But… it then occurred to me that the information they were providing me isn’t useful. I needed a late night flight on Thursday, so I could go to work during the day. So, even if the average ticket price dropped $20 over the next week, what if all the late night tickets sold out? Or, what if morning tickets drop $40 and late night tickets increase $20? The averages aren’t useful when you care about specific times. That said – according to the site they are working on predicting how airfares will move within time ranges. The ranges will be broken up into 6 groups, which seems like sufficient granularity for most cases.
They are not guaranteeing anything with the price predictions (which is probably for the best). They tell you that they are “80% confident” in their prediction. So, there’s still some element of gambling here. If they’re 80% sure the prices will drop for your trip home for Christmas, and you wait, and the flights end up doubling in price or selling out (which is a possibility 1 in 5 times), then you’re pretty much up a creek. It seems like they’d be well served to build in some monitoring tools for the case when they blew their prediction, and they can let people know as soon as possible.
I do like what they’re trying to do though – if they work out some of these details, it could be a very useful service. I double-checked other price searches and didn’t find any better deals, so if nothing else they seem to have a top-notch flight search.
37 signals – in a continuous search for more sharks to jump.
Another completely ridiculous statement from the guys at 37signals today regarding Microsoft:
I predict major layoffs within
12-1824 months. Upwards of 10-20%. MS needs to light a fire and get lean and they know it. The market knows it too and would love to see it happen.
After a number of comments describing how absurd a prediction that is (including, I like to think, mine) Jason from 37s ups his prediction of Microsoft layoffs from 1-1 1/2 years to 2 years. Either way, he’s being ridiculous. They continue to speak like complete amateurs, while using the traditional tech-pundit tone.

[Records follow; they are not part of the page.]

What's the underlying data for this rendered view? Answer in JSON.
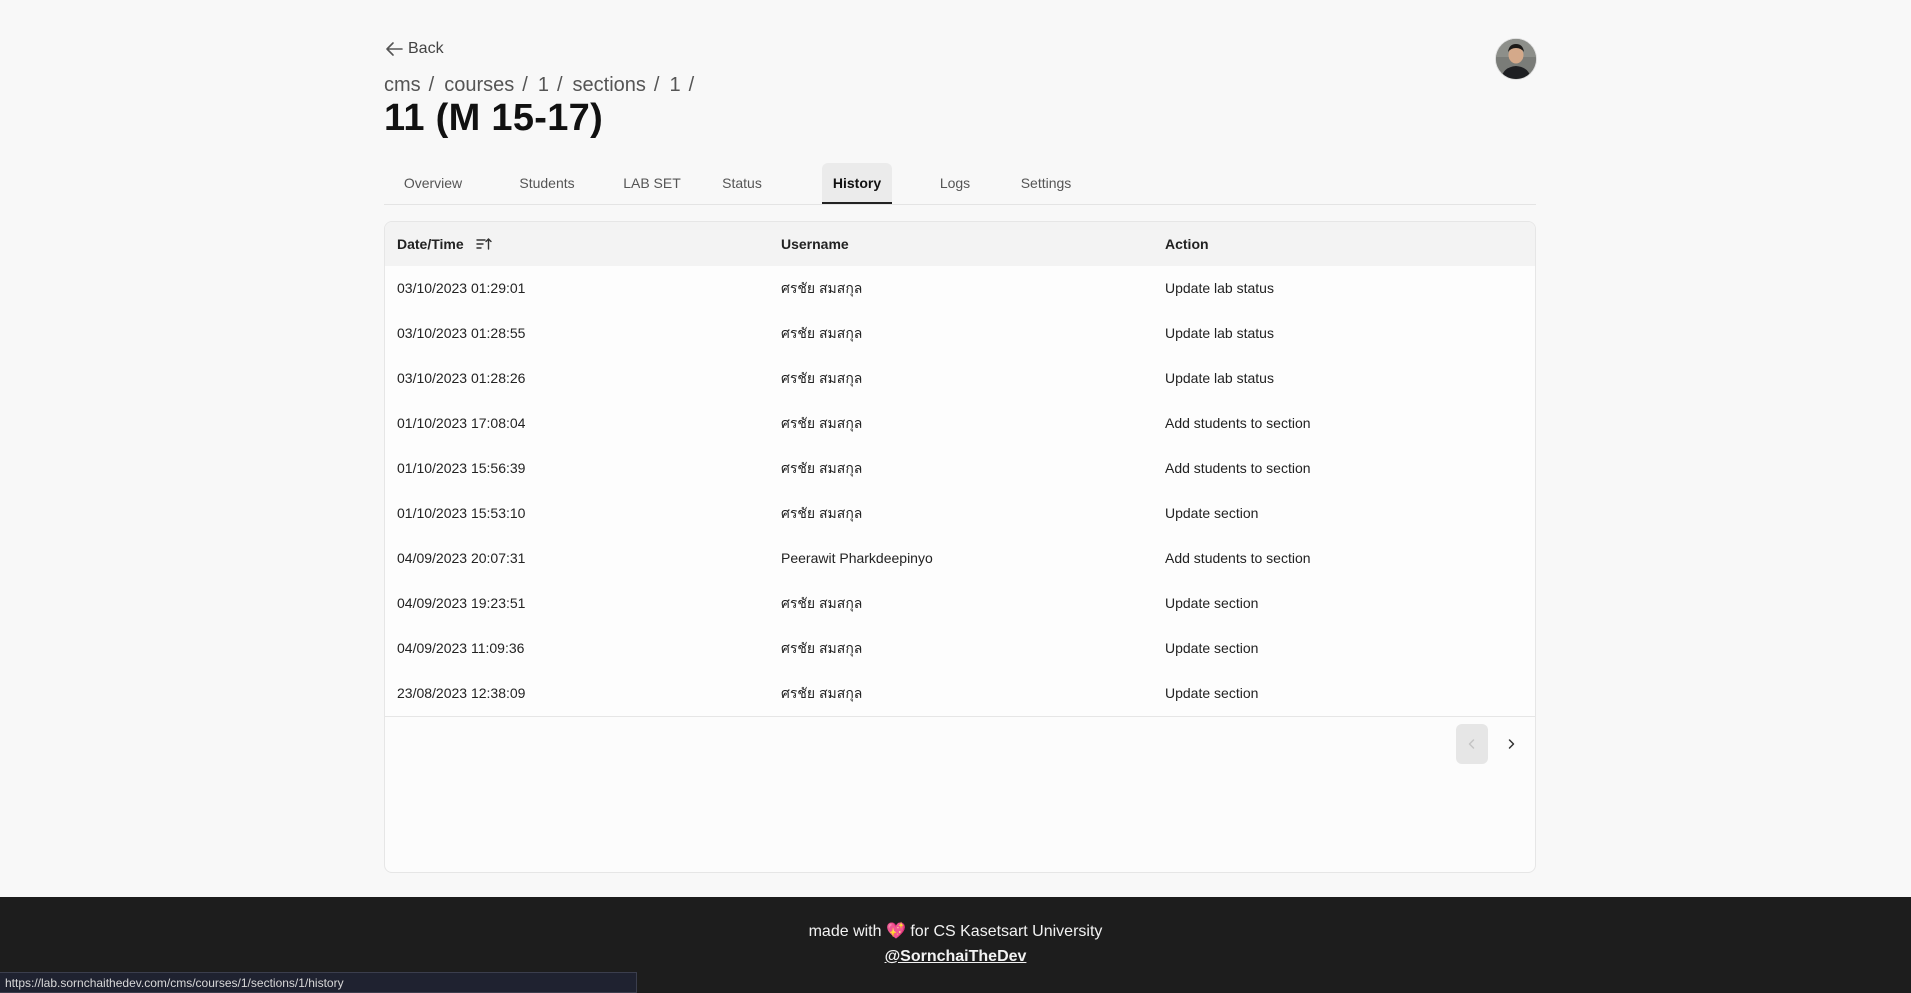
{
  "nav": {
    "back_label": "Back"
  },
  "breadcrumb": [
    {
      "label": "cms",
      "sep": "/"
    },
    {
      "label": "courses",
      "sep": "/"
    },
    {
      "label": "1",
      "sep": "/"
    },
    {
      "label": "sections",
      "sep": "/"
    },
    {
      "label": "1",
      "sep": "/"
    }
  ],
  "page_title": "11 (M 15-17)",
  "tabs": [
    {
      "label": "Overview",
      "active": false
    },
    {
      "label": "Students",
      "active": false
    },
    {
      "label": "LAB SET",
      "active": false
    },
    {
      "label": "Status",
      "active": false
    },
    {
      "label": "History",
      "active": true
    },
    {
      "label": "Logs",
      "active": false
    },
    {
      "label": "Settings",
      "active": false
    }
  ],
  "table": {
    "columns": [
      "Date/Time",
      "Username",
      "Action"
    ],
    "sort_icon": "sort-ascending-icon",
    "rows": [
      [
        "03/10/2023 01:29:01",
        "ศรชัย สมสกุล",
        "Update lab status"
      ],
      [
        "03/10/2023 01:28:55",
        "ศรชัย สมสกุล",
        "Update lab status"
      ],
      [
        "03/10/2023 01:28:26",
        "ศรชัย สมสกุล",
        "Update lab status"
      ],
      [
        "01/10/2023 17:08:04",
        "ศรชัย สมสกุล",
        "Add students to section"
      ],
      [
        "01/10/2023 15:56:39",
        "ศรชัย สมสกุล",
        "Add students to section"
      ],
      [
        "01/10/2023 15:53:10",
        "ศรชัย สมสกุล",
        "Update section"
      ],
      [
        "04/09/2023 20:07:31",
        "Peerawit Pharkdeepinyo",
        "Add students to section"
      ],
      [
        "04/09/2023 19:23:51",
        "ศรชัย สมสกุล",
        "Update section"
      ],
      [
        "04/09/2023 11:09:36",
        "ศรชัย สมสกุล",
        "Update section"
      ],
      [
        "23/08/2023 12:38:09",
        "ศรชัย สมสกุล",
        "Update section"
      ]
    ]
  },
  "pagination": {
    "prev_icon": "chevron-left-icon",
    "next_icon": "chevron-right-icon",
    "prev_disabled": true
  },
  "footer": {
    "prefix": "made with",
    "heart": "💖",
    "suffix": "for CS Kasetsart University",
    "link": "@SornchaiTheDev"
  },
  "statusbar": {
    "url": "https://lab.sornchaithedev.com/cms/courses/1/sections/1/history"
  },
  "colors": {
    "background": "#f8f8f8",
    "footer_bg": "#1d1d1d",
    "active_tab_bg": "#ebebeb",
    "table_header_bg": "#f3f3f3"
  }
}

If I didn’t love the Ruby on Rails community so much, I would have unsubscribed from this blog long ago.
I just saw two neat applications of computer-like intelligence integrated with parts of our regular lives. (both via engadget)
Faucets that illuminate the water in a red shade if the water is hot, or a blue shade if the water is cold:

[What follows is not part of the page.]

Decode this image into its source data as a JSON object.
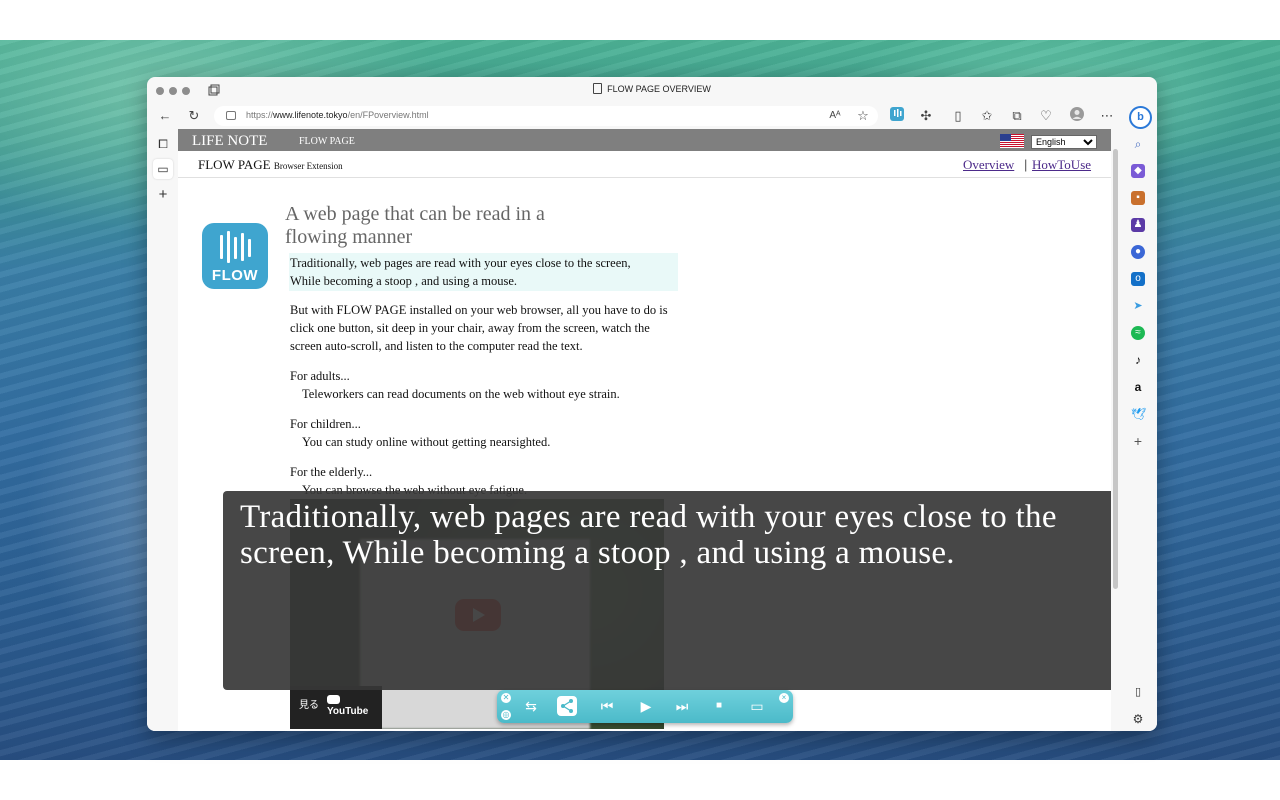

And this umbrella, who’s handle glows to let you know whether or not you should take it to work, based on weather reports in your area:
This kind of thing is very cool… I hope to see it become cheaper and more popular in the future.
Interesting Ad Campaign
Mentioned over at Signals vs. Noise was this interesting ad campaign from Amnesty International. The tagline is “It’s not happening here but it’s happening now” and it features various images, outdoors, designed to appear overlayed with the real background. Pretty cool.
The TechCrunch Party
The TechCrunch party was a good time. It featured free pizza, free beer, and a free opportunity to meet up with some of the bigger names in the local tech field. John Cook was there and wrote an article about it. Michael Arrington was there of course, and I was able to briefly pitch him my startup idea. I also talked to Mike Davidson, CEO of Newsvine, about what it was like to start up a company, and how he went about financing it. The CEO of Wetpaint was there too, and we talked briefly about what it’s like being at a party made up of a subset of the 53,651. ie. not the real world.
The three main sponsors also gave demos : TripHub (a tool for organizing group travel), Farecast (a neat tool for predicting if airline ticket prices are going to go up or down), and Redfin (a real estate site geared towards Seattle and San Francisco). Each of the demos was fairly interesting. TripHub might be worth using for Callahan’s Bachelor Party. Farecast could be useful too, but it’s still in private beta.